DATA FOR THE TASK >>

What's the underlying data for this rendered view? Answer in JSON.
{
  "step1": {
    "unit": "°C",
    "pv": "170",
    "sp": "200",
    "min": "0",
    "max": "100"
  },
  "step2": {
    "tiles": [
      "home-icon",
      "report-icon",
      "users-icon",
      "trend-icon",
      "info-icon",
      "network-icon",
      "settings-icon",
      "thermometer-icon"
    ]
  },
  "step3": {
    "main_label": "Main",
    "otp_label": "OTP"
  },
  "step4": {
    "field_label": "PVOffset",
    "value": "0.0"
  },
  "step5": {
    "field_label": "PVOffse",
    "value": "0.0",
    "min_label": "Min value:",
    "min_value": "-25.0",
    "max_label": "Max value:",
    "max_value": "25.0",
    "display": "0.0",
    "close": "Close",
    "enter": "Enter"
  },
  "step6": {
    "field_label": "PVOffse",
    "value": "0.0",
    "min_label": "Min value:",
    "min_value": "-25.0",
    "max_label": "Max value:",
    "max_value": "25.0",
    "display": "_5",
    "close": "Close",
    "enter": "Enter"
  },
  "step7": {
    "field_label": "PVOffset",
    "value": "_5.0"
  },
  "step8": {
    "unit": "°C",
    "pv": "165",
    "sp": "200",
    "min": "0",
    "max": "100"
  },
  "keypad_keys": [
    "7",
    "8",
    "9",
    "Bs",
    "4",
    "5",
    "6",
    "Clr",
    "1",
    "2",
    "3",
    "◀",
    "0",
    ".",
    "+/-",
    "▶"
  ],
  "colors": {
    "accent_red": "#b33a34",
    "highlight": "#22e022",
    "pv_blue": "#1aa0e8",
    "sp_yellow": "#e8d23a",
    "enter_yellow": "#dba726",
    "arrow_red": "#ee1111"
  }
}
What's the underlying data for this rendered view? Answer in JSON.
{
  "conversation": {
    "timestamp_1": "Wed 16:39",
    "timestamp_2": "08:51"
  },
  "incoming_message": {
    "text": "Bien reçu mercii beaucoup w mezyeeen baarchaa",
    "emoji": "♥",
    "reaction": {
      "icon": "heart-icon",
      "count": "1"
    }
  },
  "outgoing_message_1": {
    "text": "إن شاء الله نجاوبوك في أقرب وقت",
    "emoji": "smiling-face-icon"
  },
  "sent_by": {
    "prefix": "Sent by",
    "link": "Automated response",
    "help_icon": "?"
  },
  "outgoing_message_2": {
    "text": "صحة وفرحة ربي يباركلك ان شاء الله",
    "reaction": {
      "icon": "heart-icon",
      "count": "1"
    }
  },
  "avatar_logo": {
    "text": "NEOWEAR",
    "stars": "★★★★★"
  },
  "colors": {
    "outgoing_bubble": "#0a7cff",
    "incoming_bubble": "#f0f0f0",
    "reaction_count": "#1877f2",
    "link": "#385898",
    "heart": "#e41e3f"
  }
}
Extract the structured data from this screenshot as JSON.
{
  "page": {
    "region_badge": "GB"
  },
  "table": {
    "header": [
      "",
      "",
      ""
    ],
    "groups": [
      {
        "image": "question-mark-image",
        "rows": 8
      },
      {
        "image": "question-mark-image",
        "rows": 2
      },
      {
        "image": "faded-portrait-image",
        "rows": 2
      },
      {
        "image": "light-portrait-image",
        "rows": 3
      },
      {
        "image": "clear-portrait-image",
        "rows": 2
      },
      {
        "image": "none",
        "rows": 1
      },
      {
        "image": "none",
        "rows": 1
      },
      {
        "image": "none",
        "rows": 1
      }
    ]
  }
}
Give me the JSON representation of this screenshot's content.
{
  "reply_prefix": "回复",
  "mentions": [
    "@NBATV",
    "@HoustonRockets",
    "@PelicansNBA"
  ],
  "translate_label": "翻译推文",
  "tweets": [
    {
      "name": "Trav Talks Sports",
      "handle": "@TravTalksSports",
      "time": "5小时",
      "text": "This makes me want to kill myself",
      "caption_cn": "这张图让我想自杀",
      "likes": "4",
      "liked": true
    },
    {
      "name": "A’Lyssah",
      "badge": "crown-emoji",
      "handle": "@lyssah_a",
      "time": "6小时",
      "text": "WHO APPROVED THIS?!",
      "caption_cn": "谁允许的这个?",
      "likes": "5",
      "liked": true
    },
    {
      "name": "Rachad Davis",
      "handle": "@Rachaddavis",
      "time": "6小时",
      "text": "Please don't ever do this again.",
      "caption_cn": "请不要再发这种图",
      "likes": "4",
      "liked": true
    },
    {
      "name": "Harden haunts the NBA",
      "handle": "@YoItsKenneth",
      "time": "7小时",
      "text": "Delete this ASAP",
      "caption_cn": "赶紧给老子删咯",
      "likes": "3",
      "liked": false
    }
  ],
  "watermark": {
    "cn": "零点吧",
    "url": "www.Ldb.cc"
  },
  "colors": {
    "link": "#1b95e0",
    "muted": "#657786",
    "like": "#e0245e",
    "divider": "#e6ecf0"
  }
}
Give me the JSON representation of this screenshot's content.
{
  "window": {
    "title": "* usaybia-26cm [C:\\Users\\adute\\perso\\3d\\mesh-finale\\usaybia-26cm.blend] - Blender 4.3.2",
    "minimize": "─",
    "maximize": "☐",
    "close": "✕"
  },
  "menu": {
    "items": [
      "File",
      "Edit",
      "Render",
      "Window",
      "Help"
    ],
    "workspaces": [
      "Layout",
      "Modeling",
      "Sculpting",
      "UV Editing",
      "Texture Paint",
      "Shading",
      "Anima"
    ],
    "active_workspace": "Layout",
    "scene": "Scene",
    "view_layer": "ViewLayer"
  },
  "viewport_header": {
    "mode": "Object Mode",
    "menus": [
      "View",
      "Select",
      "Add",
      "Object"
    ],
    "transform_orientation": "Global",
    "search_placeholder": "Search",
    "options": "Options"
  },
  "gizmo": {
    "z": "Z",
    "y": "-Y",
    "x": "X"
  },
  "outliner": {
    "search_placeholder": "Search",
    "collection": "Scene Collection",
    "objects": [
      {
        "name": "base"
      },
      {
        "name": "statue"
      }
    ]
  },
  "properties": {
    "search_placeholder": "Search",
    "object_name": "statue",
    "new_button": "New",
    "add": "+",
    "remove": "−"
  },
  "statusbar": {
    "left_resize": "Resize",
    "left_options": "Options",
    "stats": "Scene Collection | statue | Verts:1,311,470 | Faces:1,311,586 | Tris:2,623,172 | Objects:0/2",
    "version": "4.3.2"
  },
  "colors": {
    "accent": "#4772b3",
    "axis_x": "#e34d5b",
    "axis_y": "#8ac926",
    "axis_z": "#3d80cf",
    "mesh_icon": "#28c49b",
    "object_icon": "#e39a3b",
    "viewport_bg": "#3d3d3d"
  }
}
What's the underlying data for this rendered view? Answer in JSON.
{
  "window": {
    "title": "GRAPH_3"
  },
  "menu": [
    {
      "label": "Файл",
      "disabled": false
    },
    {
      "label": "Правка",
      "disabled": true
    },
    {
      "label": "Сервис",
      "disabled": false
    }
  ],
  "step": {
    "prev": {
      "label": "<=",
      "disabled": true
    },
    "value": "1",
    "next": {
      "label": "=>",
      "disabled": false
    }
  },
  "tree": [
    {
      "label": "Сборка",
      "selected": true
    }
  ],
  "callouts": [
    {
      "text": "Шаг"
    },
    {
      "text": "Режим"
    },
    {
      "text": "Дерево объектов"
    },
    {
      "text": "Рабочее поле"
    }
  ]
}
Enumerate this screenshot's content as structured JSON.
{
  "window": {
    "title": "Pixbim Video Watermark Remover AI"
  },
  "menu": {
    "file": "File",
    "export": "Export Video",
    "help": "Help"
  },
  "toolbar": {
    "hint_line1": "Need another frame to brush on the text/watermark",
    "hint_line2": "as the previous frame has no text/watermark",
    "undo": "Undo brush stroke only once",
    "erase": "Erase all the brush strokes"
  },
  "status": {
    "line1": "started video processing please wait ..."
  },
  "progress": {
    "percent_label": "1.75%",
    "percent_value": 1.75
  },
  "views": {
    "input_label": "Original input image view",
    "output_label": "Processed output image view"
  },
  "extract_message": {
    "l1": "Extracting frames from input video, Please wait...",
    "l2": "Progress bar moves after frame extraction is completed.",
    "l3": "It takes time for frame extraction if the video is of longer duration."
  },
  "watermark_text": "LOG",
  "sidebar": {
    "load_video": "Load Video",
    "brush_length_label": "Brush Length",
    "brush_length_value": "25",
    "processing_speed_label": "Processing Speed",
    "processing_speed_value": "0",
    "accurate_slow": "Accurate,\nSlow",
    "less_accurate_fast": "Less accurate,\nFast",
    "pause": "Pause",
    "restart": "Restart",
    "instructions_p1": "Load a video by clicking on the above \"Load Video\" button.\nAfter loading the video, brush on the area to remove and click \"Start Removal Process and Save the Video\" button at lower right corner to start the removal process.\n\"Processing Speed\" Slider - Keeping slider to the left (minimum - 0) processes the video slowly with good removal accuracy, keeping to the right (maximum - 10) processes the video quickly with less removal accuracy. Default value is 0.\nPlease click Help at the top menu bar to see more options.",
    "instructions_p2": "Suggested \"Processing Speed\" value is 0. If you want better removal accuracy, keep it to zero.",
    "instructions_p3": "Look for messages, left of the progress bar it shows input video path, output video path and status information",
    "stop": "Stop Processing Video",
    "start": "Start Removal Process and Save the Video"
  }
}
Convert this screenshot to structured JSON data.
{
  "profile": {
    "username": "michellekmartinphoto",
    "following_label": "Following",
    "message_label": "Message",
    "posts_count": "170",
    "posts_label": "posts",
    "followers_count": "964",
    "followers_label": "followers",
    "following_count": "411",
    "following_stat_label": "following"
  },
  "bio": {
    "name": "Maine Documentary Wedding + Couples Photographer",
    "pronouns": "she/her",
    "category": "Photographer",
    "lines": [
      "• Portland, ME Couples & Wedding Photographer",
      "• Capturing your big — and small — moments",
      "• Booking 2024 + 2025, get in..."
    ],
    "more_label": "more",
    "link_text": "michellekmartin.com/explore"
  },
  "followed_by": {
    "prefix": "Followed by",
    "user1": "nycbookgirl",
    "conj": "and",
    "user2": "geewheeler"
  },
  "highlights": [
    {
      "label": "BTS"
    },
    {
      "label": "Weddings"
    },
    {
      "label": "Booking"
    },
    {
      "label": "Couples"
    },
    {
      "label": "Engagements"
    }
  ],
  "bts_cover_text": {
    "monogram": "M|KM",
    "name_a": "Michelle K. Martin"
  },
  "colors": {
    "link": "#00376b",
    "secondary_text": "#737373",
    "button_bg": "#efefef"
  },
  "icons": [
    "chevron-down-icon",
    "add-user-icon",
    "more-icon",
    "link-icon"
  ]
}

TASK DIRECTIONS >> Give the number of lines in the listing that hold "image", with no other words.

WRITTEN REPLY >> 10